I was interested to read The Cavalier Daily's recent editorial ("Fresh ideas," Sept. 9) regarding the City Market. I, myself, have been an avid market-goer for as long as I have been at the University. From April to December it is where I buy the greater part of my food, and it is always a joy to go there on Saturday mornings.
Particularly in contrast with the faceless monstrosities that are Kroger, Harris Teeter and their ilk, the City Market is a refreshing reminder that food comes from the soil and is grown by farmers. It gives one the chance not only to buy things as delicious as possible, but to meet farmers face to face and to get to know them. As such, it is invaluable.\n Furthermore, as the editorial points out, the current location on Water Street is as convenient as can be. I would deplore any move to shunt out the market to make room for "commercial development."
More holistically, I caution against the tendency of the editorial to frame the future of the City Market in terms of development and commercial possibilities. The market cannot retain its essential character if it is to be entangled in webs of gentrifying town-planning, harnessed to "infrastructure expansion" and a district of "complementary businesses and public attractions"; it cannot be reduced to a generator of tax revenues. Nor would it long survive in its current form substantial involvement with the dehumanizing assembly lines of the University dining halls, or with clumsily well-meaning University initiatives to promote sustainable and healthy "lifestyles."

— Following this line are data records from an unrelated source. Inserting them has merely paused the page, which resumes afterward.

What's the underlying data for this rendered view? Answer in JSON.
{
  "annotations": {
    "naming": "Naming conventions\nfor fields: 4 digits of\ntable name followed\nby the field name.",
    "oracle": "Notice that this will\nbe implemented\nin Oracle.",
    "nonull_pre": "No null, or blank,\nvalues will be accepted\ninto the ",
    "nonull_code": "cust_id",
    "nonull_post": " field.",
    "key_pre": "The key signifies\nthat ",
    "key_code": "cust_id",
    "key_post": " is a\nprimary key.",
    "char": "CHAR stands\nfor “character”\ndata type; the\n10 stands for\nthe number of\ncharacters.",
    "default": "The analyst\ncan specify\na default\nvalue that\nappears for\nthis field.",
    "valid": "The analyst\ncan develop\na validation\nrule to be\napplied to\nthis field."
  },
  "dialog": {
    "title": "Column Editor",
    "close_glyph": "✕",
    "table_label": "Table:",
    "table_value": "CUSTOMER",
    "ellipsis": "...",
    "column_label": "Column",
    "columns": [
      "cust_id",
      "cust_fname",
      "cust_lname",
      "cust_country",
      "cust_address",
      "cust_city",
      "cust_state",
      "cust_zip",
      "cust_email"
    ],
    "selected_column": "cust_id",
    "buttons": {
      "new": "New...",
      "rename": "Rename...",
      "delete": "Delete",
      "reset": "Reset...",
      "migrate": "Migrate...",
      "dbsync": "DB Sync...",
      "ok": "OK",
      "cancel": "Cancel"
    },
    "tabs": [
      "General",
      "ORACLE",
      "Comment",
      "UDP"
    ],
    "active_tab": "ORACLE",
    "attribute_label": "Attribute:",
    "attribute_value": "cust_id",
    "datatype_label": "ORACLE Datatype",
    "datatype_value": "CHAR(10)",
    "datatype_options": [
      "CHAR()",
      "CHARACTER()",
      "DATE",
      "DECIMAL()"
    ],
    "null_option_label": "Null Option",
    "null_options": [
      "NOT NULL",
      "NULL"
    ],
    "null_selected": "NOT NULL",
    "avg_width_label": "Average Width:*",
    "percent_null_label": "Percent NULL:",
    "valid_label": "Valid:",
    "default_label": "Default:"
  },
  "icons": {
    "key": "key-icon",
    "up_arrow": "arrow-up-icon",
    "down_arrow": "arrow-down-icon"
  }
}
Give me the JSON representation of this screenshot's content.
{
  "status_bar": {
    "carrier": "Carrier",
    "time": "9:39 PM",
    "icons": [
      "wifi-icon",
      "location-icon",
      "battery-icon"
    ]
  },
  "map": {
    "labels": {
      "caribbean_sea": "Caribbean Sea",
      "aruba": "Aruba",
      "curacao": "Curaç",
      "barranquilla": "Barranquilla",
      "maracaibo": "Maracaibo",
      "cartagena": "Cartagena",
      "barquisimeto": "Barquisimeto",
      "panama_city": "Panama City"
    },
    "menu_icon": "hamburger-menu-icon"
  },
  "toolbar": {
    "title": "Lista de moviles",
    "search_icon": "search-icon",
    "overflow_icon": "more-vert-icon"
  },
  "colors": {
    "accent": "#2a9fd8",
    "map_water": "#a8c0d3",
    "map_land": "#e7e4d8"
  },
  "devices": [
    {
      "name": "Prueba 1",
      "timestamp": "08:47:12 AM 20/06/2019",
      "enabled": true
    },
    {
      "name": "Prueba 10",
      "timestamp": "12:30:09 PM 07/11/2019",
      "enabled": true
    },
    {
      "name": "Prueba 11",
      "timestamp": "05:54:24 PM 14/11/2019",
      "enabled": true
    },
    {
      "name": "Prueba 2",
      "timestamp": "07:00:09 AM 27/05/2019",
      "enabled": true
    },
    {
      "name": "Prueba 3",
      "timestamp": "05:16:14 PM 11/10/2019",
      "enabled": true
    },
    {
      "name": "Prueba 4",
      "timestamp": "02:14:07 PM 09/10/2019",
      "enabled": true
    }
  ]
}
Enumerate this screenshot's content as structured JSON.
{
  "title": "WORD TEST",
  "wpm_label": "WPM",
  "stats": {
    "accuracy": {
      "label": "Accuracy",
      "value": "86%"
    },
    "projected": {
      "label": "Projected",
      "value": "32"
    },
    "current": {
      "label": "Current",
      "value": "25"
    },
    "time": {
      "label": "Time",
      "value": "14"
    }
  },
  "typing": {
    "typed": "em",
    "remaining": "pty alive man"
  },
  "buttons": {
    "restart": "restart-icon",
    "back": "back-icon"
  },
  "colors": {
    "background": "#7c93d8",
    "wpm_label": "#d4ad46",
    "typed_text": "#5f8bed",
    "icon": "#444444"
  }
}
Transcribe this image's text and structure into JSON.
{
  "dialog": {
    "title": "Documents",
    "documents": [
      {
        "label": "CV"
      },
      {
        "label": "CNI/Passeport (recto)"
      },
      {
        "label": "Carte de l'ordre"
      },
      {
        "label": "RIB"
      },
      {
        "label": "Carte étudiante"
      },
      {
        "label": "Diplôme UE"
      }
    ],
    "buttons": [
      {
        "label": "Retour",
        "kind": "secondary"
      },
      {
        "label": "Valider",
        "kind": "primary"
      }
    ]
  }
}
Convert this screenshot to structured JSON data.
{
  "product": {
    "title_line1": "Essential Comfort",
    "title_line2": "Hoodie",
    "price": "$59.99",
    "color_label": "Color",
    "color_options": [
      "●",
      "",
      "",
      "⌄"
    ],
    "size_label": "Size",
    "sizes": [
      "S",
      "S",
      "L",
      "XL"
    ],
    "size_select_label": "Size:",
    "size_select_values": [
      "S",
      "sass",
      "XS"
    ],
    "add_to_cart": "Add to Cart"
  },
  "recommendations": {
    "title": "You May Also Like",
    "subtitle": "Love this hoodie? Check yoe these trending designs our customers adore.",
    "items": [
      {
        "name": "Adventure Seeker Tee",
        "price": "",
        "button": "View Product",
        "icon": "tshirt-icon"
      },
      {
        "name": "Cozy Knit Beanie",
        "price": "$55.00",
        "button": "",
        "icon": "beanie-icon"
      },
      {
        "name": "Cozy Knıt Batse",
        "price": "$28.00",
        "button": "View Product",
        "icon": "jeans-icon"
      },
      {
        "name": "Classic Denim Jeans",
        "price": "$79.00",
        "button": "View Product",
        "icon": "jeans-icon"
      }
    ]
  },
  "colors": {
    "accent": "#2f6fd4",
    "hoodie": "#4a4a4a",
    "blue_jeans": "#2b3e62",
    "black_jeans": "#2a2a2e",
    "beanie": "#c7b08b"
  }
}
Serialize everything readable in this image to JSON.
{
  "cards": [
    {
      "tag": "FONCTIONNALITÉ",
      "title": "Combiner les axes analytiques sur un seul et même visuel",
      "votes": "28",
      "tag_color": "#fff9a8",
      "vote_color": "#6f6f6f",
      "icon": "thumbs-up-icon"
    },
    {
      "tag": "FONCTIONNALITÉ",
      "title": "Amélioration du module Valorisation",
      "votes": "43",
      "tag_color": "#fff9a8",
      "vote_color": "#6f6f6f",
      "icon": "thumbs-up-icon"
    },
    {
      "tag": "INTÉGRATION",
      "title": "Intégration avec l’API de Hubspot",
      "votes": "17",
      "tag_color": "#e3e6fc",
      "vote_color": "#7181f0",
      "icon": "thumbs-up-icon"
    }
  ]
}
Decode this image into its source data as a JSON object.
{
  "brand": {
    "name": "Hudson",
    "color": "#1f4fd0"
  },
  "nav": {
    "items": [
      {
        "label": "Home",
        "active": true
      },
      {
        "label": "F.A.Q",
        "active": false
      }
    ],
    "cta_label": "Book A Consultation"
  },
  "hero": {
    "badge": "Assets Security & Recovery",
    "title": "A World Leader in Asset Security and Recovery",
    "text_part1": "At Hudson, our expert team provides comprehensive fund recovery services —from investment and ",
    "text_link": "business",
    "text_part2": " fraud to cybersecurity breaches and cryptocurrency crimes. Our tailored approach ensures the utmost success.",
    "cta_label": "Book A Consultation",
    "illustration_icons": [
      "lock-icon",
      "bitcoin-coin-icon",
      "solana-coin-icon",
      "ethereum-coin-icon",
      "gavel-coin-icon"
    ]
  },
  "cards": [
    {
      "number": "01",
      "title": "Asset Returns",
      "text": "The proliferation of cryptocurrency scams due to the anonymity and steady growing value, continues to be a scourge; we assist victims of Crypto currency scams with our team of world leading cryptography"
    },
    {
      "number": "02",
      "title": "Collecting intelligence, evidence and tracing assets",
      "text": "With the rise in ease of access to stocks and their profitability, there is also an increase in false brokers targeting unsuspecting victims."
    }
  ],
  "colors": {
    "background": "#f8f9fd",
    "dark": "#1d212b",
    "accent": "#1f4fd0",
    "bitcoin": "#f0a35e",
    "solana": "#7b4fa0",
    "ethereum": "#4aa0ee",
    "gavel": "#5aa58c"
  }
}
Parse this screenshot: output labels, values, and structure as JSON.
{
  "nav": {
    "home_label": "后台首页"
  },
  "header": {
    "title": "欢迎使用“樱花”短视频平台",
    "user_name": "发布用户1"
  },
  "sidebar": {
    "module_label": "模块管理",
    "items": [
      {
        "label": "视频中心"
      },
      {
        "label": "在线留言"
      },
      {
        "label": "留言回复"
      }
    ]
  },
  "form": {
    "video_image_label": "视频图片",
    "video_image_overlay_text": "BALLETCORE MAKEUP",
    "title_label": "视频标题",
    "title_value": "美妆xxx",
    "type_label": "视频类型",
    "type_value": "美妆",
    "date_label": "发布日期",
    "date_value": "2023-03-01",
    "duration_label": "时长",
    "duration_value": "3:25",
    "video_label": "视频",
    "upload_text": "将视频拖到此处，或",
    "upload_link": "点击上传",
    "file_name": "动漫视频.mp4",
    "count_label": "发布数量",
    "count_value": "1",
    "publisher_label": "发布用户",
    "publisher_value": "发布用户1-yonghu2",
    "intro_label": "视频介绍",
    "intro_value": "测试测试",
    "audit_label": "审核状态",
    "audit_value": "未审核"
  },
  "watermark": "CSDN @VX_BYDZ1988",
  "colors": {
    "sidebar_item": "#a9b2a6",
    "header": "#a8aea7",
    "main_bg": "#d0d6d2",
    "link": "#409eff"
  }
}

The best thing to do with the City Market is to let it be, in its current location, with a minimum of heavy-handed involvement from the City or the University. Let students and residents popularize it by word of mouth. Let them get there by bicycle or bus. Let them get to know the man with the sombrero selling peaches, or the old lady who brings the best eggs to be had just about anywhere.
There is no way to quantify the value of the carrot with the dirt still on it or the apple with a leaf still attached, in that they are not only food but also small and precious connections to a life on the land that most of us will never know.
David Wilson \nCLAS III